Even a progressive like me can get misty-eyed when the GOP talks about reducing the size of government. No more Big Brother using Echelon to monitor my phone calls. No more bureaucrats handing me a form five times longer than it needs to be. No more cop with a radar gun guarding the speed trap on Farm Lane. Maybe even an end to the War on Drugs?
In your dreams. I have recently decoded the real meaning behind the GOP’s ardent promise to get government out of our hair and, trust me, we aren’t talking the same language. Republicans do not mean that the government will do less (and therefore be cheaper or less intrusive). What “less government” means is that that work will still be done, but poorly and with different folks making the money from your tax dollars and mine. Privatization means “profitization,” carving out some cash for the CEOs and stockholders by reducing the money spent on workers and on getting the job done.
The bottom line is that the money to pay for private-sector profits has to come from somewhere. Mostly it comes from union busting – replacing those public-sector workers who enjoy collective bargaining with folks too fearful to complain. Another way to free up some of your hard-earned tax dollars to pay themselves comes from cutting the number of workers and the tools they need to do the job – running “lean and mean.”
When you hear politicians promise to run government like a business, remember that means working for a jerk who will threaten to fire you if you ask for a raise.

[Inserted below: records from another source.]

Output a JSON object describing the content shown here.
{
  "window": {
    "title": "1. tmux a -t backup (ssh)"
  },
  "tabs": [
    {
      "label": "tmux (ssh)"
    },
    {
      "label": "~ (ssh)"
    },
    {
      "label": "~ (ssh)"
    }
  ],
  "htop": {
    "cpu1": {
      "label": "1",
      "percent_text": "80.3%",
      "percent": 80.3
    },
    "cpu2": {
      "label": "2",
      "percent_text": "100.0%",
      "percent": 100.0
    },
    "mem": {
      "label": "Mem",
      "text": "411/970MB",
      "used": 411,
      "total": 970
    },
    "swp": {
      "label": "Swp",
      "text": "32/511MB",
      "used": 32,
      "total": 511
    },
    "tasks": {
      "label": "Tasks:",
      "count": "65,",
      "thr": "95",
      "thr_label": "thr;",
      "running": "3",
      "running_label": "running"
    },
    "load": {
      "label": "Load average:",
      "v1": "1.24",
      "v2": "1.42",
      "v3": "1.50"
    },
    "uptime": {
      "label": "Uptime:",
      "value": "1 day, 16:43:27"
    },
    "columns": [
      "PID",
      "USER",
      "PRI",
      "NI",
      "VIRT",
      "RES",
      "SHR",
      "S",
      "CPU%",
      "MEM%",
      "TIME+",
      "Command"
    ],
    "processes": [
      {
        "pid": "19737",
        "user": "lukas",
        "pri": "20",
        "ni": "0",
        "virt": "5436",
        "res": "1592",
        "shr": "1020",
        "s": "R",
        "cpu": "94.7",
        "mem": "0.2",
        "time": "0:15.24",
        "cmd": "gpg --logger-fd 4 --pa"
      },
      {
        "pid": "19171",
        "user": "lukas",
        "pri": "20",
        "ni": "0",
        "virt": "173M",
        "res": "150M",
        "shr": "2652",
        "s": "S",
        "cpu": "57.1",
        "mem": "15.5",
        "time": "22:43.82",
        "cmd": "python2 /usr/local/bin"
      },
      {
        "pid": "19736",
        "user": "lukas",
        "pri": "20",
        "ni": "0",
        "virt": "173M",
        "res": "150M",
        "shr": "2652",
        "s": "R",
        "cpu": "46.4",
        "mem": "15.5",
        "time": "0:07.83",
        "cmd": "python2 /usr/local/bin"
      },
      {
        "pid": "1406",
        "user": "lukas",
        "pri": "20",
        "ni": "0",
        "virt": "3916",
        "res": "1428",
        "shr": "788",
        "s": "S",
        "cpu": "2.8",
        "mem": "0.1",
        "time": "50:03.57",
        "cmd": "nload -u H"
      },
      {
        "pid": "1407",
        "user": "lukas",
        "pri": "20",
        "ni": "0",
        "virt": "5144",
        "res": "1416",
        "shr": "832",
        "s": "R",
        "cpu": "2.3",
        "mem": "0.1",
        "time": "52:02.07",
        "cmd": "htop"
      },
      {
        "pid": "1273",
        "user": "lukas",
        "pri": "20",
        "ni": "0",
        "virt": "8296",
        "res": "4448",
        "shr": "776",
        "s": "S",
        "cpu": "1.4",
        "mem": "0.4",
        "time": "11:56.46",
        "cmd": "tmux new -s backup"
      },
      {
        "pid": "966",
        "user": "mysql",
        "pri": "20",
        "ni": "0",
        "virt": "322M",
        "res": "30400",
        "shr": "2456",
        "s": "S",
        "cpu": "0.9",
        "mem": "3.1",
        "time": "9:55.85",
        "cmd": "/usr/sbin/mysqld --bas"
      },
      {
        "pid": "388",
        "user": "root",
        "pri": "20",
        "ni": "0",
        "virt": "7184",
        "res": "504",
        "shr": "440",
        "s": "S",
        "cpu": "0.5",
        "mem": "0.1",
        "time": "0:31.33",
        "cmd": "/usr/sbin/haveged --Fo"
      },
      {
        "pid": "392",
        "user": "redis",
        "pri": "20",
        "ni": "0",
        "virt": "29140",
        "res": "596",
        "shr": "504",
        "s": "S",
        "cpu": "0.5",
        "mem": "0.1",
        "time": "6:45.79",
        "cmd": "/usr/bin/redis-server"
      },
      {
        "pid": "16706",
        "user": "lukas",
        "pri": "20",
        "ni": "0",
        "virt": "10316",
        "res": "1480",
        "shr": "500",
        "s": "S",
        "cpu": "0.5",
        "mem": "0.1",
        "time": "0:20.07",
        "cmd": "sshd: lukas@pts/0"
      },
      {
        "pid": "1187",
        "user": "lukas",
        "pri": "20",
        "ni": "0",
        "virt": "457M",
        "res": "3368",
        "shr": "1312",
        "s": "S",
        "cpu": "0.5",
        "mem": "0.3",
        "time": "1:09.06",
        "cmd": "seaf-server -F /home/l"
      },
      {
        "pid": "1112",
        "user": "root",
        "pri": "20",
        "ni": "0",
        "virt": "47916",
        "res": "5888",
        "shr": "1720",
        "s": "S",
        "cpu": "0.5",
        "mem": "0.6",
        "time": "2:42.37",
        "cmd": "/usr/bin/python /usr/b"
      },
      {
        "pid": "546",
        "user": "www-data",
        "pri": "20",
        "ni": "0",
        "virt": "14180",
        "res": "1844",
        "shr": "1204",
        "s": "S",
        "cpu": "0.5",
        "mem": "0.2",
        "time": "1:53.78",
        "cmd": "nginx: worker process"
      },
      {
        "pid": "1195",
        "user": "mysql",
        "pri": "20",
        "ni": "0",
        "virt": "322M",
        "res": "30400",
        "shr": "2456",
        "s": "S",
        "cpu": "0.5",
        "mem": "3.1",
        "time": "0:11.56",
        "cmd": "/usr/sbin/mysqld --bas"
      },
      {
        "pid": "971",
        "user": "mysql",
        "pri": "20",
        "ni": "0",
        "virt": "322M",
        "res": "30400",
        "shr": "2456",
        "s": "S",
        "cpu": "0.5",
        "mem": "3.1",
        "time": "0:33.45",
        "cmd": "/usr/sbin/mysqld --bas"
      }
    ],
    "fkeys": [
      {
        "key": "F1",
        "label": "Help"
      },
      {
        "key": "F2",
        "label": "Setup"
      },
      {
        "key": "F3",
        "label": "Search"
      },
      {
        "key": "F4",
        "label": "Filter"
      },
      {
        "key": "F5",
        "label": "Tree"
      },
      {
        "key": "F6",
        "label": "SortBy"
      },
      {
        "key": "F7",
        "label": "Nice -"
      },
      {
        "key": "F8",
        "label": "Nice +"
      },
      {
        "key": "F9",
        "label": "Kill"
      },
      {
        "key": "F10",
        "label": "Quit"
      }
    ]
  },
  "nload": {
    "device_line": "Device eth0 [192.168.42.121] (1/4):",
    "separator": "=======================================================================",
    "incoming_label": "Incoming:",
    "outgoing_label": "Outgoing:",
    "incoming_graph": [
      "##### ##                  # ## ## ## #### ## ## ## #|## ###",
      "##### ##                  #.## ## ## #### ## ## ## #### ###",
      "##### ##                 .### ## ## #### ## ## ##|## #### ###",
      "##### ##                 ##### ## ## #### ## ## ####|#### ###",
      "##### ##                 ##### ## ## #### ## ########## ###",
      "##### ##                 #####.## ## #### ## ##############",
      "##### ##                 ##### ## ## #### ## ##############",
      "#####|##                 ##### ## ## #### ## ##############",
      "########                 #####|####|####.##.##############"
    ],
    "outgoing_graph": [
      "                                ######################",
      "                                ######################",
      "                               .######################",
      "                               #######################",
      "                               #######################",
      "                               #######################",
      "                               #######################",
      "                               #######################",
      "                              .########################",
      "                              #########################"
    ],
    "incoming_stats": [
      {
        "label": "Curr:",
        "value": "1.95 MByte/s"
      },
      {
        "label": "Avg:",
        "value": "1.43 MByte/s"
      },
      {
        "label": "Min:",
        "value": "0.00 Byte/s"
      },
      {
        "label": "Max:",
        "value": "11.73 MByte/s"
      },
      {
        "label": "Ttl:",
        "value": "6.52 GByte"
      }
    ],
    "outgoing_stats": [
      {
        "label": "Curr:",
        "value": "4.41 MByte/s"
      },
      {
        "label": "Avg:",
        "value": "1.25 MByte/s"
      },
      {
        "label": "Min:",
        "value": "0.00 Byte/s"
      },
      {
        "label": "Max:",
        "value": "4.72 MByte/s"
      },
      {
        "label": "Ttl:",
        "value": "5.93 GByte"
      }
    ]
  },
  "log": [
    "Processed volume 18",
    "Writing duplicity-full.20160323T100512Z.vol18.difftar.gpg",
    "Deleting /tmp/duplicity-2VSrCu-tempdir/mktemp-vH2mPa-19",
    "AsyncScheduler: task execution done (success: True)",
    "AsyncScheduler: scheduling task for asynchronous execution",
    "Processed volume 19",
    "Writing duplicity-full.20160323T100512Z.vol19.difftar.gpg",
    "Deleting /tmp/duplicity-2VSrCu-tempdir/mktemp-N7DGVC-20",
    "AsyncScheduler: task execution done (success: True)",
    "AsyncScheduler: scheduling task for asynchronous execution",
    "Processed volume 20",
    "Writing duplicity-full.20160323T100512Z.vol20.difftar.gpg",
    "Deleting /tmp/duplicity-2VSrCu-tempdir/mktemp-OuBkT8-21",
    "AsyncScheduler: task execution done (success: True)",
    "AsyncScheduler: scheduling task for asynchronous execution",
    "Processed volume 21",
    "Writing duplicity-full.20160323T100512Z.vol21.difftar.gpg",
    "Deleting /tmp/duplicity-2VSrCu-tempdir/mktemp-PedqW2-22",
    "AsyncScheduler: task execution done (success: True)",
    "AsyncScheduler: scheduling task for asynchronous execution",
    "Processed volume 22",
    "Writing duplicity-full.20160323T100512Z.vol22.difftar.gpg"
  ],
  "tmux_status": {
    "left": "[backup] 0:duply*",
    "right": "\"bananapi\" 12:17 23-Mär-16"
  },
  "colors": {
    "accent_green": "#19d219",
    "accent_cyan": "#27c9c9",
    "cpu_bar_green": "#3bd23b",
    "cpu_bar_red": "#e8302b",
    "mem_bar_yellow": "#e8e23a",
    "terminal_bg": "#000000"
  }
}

Privatizing government services typically translates into providing less service, often for the same money or more as before. And, of course, the more that the GOP can point to the fact that government does a crappy job of everything it touches, the more you hate government, the more you vote to shrink it, maybe to the point where we can drown it in a bathtub, as Grover Norquist of Americans for Tax Reform likes to say. Then all that’s left of government is the IRS that’s used to funnel our dollars to them.
Permit me to explain the logic of GOPworld, where re-branding is the name of the game. By calling the Estate Tax the Death Tax instead, Republicans have been able to change public opinion and end a tax that every other civilized country still views as sacred. Folks who own estates are rich and deserve to pay. But mention death and everyone just wants it to just go away.

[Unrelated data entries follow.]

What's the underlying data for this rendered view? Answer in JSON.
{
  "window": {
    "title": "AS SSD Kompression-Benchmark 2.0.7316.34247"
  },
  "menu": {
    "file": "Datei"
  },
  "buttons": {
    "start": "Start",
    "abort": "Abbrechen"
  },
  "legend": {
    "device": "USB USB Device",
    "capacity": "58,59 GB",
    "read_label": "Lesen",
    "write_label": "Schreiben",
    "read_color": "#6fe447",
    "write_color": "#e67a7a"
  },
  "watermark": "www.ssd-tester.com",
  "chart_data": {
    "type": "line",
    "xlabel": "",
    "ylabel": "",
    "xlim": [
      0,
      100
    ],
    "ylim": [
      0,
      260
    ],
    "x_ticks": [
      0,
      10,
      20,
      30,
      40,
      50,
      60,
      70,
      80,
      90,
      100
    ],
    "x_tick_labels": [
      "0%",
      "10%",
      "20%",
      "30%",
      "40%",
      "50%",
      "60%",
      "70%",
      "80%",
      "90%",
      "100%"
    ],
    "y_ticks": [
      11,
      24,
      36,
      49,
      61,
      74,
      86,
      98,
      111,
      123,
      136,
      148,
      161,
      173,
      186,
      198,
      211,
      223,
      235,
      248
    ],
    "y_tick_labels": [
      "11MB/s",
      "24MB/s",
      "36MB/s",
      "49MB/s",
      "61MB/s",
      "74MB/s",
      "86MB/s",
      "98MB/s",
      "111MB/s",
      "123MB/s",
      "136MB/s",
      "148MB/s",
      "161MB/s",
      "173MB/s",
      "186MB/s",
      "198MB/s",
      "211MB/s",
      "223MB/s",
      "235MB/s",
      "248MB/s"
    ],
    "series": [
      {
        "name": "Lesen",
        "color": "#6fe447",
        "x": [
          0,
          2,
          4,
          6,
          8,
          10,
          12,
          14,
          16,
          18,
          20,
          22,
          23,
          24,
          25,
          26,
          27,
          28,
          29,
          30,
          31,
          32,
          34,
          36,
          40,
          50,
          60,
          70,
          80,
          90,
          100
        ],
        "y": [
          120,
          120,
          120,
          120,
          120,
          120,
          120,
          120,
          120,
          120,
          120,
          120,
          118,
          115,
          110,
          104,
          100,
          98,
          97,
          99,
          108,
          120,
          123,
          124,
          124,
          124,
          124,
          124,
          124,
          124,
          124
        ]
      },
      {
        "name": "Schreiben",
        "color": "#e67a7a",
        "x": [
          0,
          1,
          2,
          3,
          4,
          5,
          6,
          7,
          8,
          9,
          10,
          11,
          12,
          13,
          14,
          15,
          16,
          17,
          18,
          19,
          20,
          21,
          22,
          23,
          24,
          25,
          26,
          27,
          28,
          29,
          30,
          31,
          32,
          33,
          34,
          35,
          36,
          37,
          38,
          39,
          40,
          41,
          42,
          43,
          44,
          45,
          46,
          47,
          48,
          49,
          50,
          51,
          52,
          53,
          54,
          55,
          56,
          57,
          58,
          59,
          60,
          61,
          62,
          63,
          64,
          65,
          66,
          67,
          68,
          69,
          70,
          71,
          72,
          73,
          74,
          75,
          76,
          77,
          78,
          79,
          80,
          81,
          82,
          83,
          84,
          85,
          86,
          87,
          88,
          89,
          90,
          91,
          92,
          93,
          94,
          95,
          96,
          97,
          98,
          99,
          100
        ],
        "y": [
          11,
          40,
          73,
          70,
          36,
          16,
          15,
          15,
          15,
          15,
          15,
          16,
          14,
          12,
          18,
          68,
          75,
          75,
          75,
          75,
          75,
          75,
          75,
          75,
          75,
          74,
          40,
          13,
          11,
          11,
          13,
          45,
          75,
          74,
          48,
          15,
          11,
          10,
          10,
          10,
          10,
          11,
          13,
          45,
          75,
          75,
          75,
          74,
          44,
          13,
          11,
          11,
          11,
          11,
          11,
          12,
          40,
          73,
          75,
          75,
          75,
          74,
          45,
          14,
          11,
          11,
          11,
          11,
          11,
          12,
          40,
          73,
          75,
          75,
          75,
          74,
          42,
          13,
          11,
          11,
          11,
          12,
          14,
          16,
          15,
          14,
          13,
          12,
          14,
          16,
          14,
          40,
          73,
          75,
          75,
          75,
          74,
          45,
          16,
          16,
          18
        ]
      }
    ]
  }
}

Pollster Frank Luntz, who is skewered by Penn and Teller in the video above, is the evil genius who has helped the GOP re-brand itself. He laid out his tactics in his book Words That Work: It’s Not What You Say, It’s What People Hear. In the book, Luntz spells out how you can spin people like a top and make them vote against their self-interest if you use the right hot-button words to cloud their thinking.
A few decades ago, some marketing wizard figured out you could take (expensive and tart) cranberry juice and mix it with (cheap and sweet) apple juice and market the higher fructose mixture at a premium because it was “new.” Ah, but what to call it? Crapple Juice? Too much truth in advertising. How about Cranapple? That’s the ticket.

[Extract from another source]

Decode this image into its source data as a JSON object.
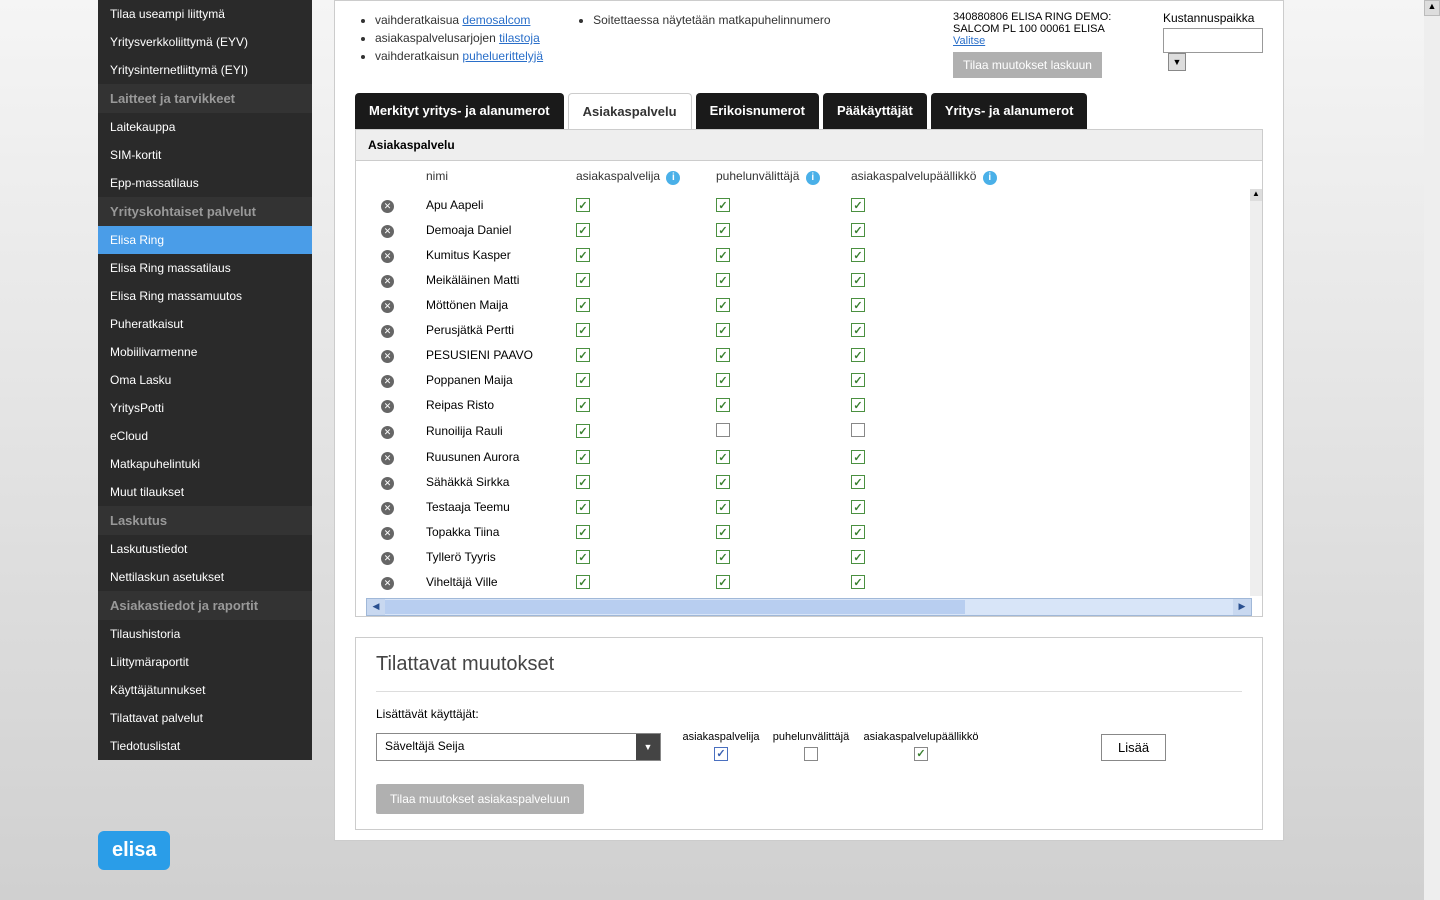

Borrowing from those tactics of advertising and public relations, hired guns like Luntz make big bucks to find ways to package political poo so deliciously that you will beg to eat it.
So what to call a system where your tax dollars are diverted from the pocket of your middle-class neighbor who works for the government into the pocket of the CEO who lives in the walled community where the guard will taze you if you try to enter? Let’s call it “getting government off your back.”
Hearing those words, Dear Reader, you conjure up visions of smoking a joint unmolested by the ninja-clad and steroidal storm troopers who pass for police nowadays. But where you hear freedom, they hear cash for convicts. Chances are, when you wake from that dream, you may find yourself housed in a newly privatized prison where they feed you green bologna while the firm’s owners eat steak – a place where poorly paid, poorly trained and poorly supervised corrections officers are free to treat you as a flesh beachball that they can bounce around for their own amusement.
Over time, diverting the tax dollars that once went into the pockets of public workers such as teachers, police, firefighters, sanitation workers and corrections officers into the coffers of for-profit corporations erodes the ability of our society to sustain a strong middle class.
But don’t our corporate overlords see that? And don’t they have a good reason to want us to do well? After all, didn’t even Henry Ford come to realize that CEOs should want to pay workers enough to buy the products they were making? Maybe not so much anymore when the global economy means that most of a company’s new customers are overseas in Europe and Asia.
Re-branding privatization as “getting government off your back” is yet another brilliant marketing strategy from the same shameless GOP hucksters who are trying to persuade you that a few embryonic stem cells in a Petri dish deserve the same protections as your baby sleeping blissfully in its crib. You would think that people would be smart enough to figure this out – but not if we continue to allow higher education to become little more than a high-priced job training program for which the lucky few who someday get to become employees are suckered into picking up the tab for training that the companies once paid for.
But I must also come clean and admit that it isn’t just the GOP that is screwing us. When Democratic President Bill Clinton said “the era of big government is over,” he was really announcing the end of a strong middle class in this country. Crony capitalism, as Naomi Klein calls it in her book The Shock Doctrine: The Rise of Disaster Capitalism, means that government becomes the instrument to funnel dollars you earned and then paid as taxes into the hands of greedy business folk who return the favor with campaign contributions to those same two parties.
Now that’s crapple.